• [TASK ITEM]:
Using the entries that follow, count the lines containing the word "name" and give that number by itself.

(Element data from apps and pages)

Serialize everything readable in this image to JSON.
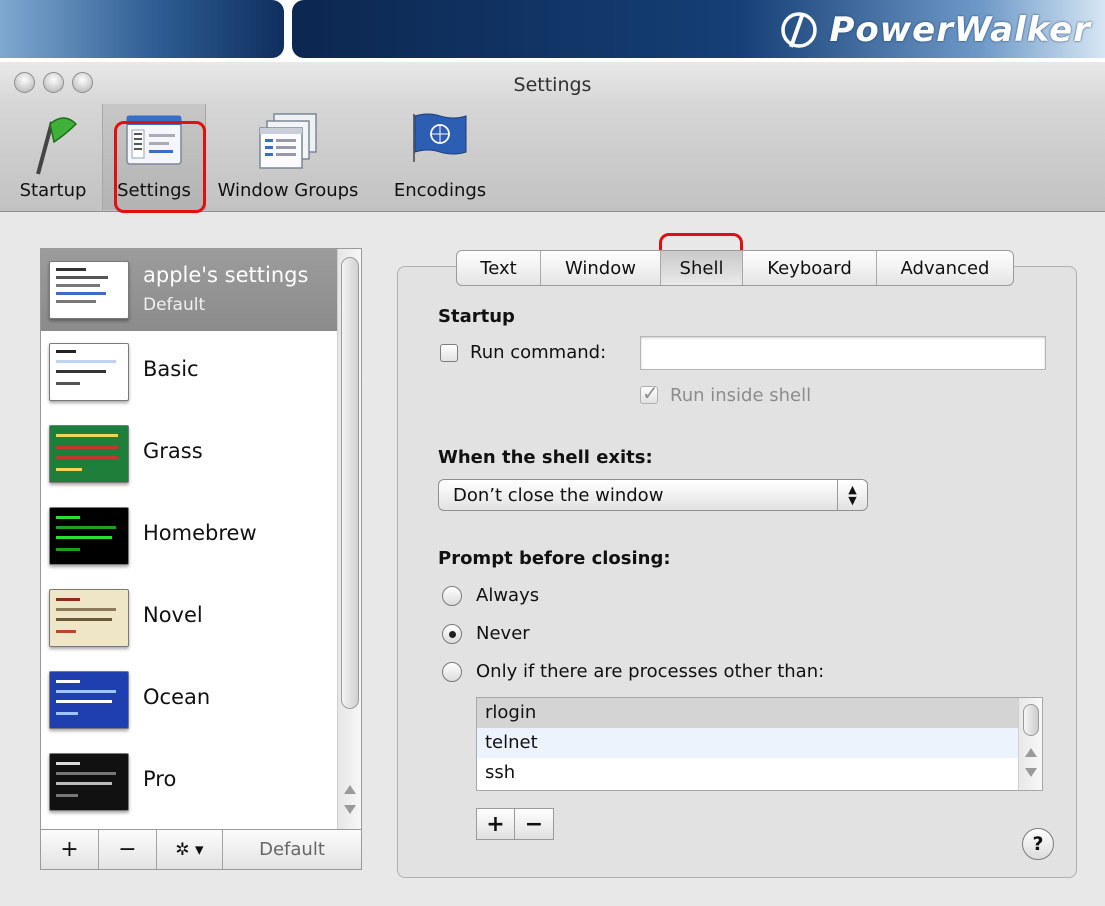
{
  "brand": {
    "name": "PowerWalker"
  },
  "window": {
    "title": "Settings"
  },
  "toolbar": {
    "items": [
      {
        "label": "Startup",
        "icon": "flag-icon"
      },
      {
        "label": "Settings",
        "icon": "settings-profile-icon"
      },
      {
        "label": "Window Groups",
        "icon": "window-groups-icon"
      },
      {
        "label": "Encodings",
        "icon": "un-flag-icon"
      }
    ],
    "selected": "Settings"
  },
  "profiles": [
    {
      "name": "apple's settings",
      "subtitle": "Default",
      "selected": true
    },
    {
      "name": "Basic"
    },
    {
      "name": "Grass"
    },
    {
      "name": "Homebrew"
    },
    {
      "name": "Novel"
    },
    {
      "name": "Ocean"
    },
    {
      "name": "Pro"
    }
  ],
  "list_buttons": {
    "add": "+",
    "remove": "−",
    "gear": "✲ ▾",
    "default": "Default"
  },
  "tabs": [
    {
      "label": "Text"
    },
    {
      "label": "Window"
    },
    {
      "label": "Shell",
      "active": true
    },
    {
      "label": "Keyboard"
    },
    {
      "label": "Advanced"
    }
  ],
  "shell": {
    "startup_heading": "Startup",
    "run_command_label": "Run command:",
    "run_command_value": "",
    "run_inside_shell_label": "Run inside shell",
    "run_inside_shell_checked": true,
    "exit_heading": "When the shell exits:",
    "exit_option": "Don’t close the window",
    "prompt_heading": "Prompt before closing:",
    "radio_always": "Always",
    "radio_never": "Never",
    "radio_only_if": "Only if there are processes other than:",
    "selected_radio": "Never",
    "processes": [
      "rlogin",
      "telnet",
      "ssh"
    ],
    "add_label": "+",
    "remove_label": "−",
    "help_label": "?"
  },
  "colors": {
    "highlight_marker": "#e01010",
    "brand_blue": "#153f76"
  }
}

• [COMPLETED EXERCISE]:
8